Studies in type 1 patients have shown that in intensively treated patients, diabetic eye disease decreased by 76%, kidney disease decreased by 54%, and nerve disease decreased by 60%. More recently the EDIC trial has shown that type 1 diabetes is also associated with increased heart disease, similar to type 2 diabetes. However, the price for aggressive blood sugar control is a two to three fold increase in the incidence of abnormally low blood sugar levels (caused by the diabetes medications). For this reason, tight control of diabetes to achieve glucose levels between 70 to120 mg/dl is not recommended for children under 13 years of age, patients with severe recurrent hypoglycemia, patients unaware of their hypoglycemia, and patients with far advanced diabetes complications. To achieve optimal glucose control without an undue risk of abnormally lowering blood sugar levels, patients with type 1 diabetes must monitor their blood glucose at least four times a day and administer insulin at least three times per day. In patients with type 2 diabetes, aggressive blood sugar control has similar beneficial effects on the eyes, kidneys, nerves and blood vessels.
As you’ll learn in this health topic, hypoglycemia, or low blood sugar, occurs when the level of sugar or glucose in the blood drops too low to fuel the body. Hypoglycemia is not a disease but a condition that results from a variety of causes.
Two glitazones are available: pioglitazone and rosiglitazone. These drugs can have the side effects of weight gain or swelling and are associated with increased risks of heart disease and stroke, bladder cancer and fractures.
Some people who have type 2 diabetes can achieve their target blood sugar levels with diet and exercise alone, but many also need diabetes medications or insulin therapy. The decision about which medications are best depends on many factors, including your blood sugar level and any other health problems you have. Your doctor might even combine drugs from different classes to help you control your blood sugar in several different ways.
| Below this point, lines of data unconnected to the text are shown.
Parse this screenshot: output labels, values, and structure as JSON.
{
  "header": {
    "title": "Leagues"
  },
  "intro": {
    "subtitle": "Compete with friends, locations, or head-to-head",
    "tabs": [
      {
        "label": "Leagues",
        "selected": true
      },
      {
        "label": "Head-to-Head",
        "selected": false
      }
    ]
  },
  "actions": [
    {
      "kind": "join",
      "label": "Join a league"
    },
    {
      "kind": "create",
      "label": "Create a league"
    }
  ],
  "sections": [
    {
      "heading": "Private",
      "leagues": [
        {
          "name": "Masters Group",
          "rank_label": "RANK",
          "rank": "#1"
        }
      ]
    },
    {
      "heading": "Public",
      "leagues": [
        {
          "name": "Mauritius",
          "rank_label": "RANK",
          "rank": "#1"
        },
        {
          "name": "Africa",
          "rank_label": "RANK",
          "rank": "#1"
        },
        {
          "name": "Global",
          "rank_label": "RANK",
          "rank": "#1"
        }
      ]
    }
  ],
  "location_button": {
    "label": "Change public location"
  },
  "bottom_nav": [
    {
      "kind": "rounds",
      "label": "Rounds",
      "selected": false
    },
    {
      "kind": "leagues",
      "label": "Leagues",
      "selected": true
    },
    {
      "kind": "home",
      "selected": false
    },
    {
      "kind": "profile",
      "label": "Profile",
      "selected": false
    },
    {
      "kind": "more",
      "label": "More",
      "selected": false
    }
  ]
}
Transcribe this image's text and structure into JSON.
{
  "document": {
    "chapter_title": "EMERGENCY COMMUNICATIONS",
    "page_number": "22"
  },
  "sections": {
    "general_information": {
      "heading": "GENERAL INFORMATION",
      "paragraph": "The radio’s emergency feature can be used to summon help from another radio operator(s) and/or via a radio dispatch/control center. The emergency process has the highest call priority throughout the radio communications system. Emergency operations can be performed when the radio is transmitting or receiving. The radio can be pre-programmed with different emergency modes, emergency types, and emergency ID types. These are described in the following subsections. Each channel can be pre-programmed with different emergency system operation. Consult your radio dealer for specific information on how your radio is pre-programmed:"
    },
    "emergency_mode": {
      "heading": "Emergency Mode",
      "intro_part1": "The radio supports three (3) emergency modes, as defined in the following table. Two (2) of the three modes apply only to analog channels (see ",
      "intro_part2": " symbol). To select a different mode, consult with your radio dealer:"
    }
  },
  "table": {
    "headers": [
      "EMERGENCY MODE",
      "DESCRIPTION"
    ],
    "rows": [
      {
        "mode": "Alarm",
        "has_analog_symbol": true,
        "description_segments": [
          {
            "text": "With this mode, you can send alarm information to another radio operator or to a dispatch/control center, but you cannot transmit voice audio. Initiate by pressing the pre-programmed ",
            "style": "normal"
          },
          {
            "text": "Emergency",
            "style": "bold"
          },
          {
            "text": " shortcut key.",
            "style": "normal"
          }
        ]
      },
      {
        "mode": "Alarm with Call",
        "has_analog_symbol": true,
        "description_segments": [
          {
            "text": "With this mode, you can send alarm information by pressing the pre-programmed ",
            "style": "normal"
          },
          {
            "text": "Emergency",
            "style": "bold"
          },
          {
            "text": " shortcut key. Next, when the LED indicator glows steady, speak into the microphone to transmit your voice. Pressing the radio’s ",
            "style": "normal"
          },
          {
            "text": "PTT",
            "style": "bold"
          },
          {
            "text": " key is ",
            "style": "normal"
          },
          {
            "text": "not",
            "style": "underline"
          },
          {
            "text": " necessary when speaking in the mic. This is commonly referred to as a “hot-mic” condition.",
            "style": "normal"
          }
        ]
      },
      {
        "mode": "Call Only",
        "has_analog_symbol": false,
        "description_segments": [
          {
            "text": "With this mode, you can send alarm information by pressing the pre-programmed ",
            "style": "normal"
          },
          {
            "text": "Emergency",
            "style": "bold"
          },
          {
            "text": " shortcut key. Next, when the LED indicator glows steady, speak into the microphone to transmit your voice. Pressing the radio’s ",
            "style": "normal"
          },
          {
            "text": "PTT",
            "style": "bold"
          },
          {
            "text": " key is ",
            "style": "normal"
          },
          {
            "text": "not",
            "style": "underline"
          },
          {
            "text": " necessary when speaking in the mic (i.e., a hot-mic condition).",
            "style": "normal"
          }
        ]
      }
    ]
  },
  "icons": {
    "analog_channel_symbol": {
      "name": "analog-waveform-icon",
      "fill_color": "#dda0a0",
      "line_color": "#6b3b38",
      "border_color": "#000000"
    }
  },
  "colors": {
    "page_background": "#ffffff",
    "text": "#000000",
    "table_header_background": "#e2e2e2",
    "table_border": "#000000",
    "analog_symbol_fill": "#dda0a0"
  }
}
Please Note: This meal plan is controlled for calories, carbohydrates, fiber, saturated fat and sodium. If you are concerned about any nutrient in particular, speak with your care provider and a registered dietitian about altering this plan to best suit your individual health needs.
To this end, treatment programs such as the Cognitive Behavioural Therapy – Adherence and Depression program (CBT-AD) have been developed to target the psychological mechanisms underpinning adherence. By working on increasing motivation and challenging maladaptive illness perceptions, programs such as CBT-AD aim to enhance self-efficacy and improve diabetes-related distress and one’s overall quality of life.
Sometimes medications — such as metformin (Glucophage, Glumetza, others) — also are an option if you’re at high risk of diabetes, including when your prediabetes is worsening or if you have cardiovascular disease, fatty liver disease or polycystic ovary syndrome.